━━━ Available records

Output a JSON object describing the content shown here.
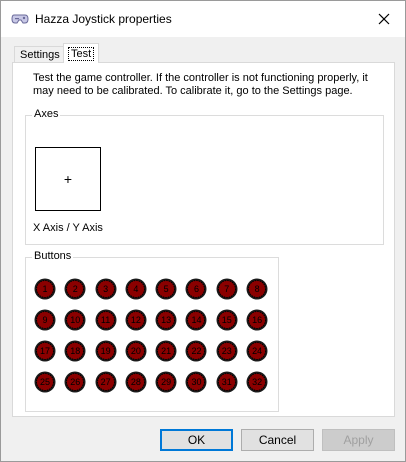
{
  "window": {
    "title": "Hazza Joystick properties",
    "title_icon": "gamepad-icon",
    "close_icon": "close-icon"
  },
  "tabs": [
    {
      "label": "Settings",
      "selected": false
    },
    {
      "label": "Test",
      "selected": true
    }
  ],
  "test_page": {
    "description": "Test the game controller.  If the controller is not functioning properly, it may need to be calibrated.  To calibrate it, go to the Settings page.",
    "axes": {
      "legend": "Axes",
      "crosshair": "+",
      "axis_label": "X Axis / Y Axis"
    },
    "buttons": {
      "legend": "Buttons",
      "items": [
        "1",
        "2",
        "3",
        "4",
        "5",
        "6",
        "7",
        "8",
        "9",
        "10",
        "11",
        "12",
        "13",
        "14",
        "15",
        "16",
        "17",
        "18",
        "19",
        "20",
        "21",
        "22",
        "23",
        "24",
        "25",
        "26",
        "27",
        "28",
        "29",
        "30",
        "31",
        "32"
      ],
      "button_color": "#8b0000"
    }
  },
  "footer": {
    "ok_label": "OK",
    "cancel_label": "Cancel",
    "apply_label": "Apply"
  },
  "colors": {
    "accent": "#0078d7",
    "disabled_text": "#a0a0a0"
  }
}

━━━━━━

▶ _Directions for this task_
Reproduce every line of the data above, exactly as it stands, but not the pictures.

▶ _Answer to this task_
Output a JSON object describing the content shown here.
{
  "window": {
    "title": "Hazza Joystick properties",
    "title_icon": "gamepad-icon",
    "close_icon": "close-icon"
  },
  "tabs": [
    {
      "label": "Settings",
      "selected": false
    },
    {
      "label": "Test",
      "selected": true
    }
  ],
  "test_page": {
    "description": "Test the game controller.  If the controller is not functioning properly, it may need to be calibrated.  To calibrate it, go to the Settings page.",
    "axes": {
      "legend": "Axes",
      "crosshair": "+",
      "axis_label": "X Axis / Y Axis"
    },
    "buttons": {
      "legend": "Buttons",
      "items": [
        "1",
        "2",
        "3",
        "4",
        "5",
        "6",
        "7",
        "8",
        "9",
        "10",
        "11",
        "12",
        "13",
        "14",
        "15",
        "16",
        "17",
        "18",
        "19",
        "20",
        "21",
        "22",
        "23",
        "24",
        "25",
        "26",
        "27",
        "28",
        "29",
        "30",
        "31",
        "32"
      ],
      "button_color": "#8b0000"
    }
  },
  "footer": {
    "ok_label": "OK",
    "cancel_label": "Cancel",
    "apply_label": "Apply"
  },
  "colors": {
    "accent": "#0078d7",
    "disabled_text": "#a0a0a0"
  }
}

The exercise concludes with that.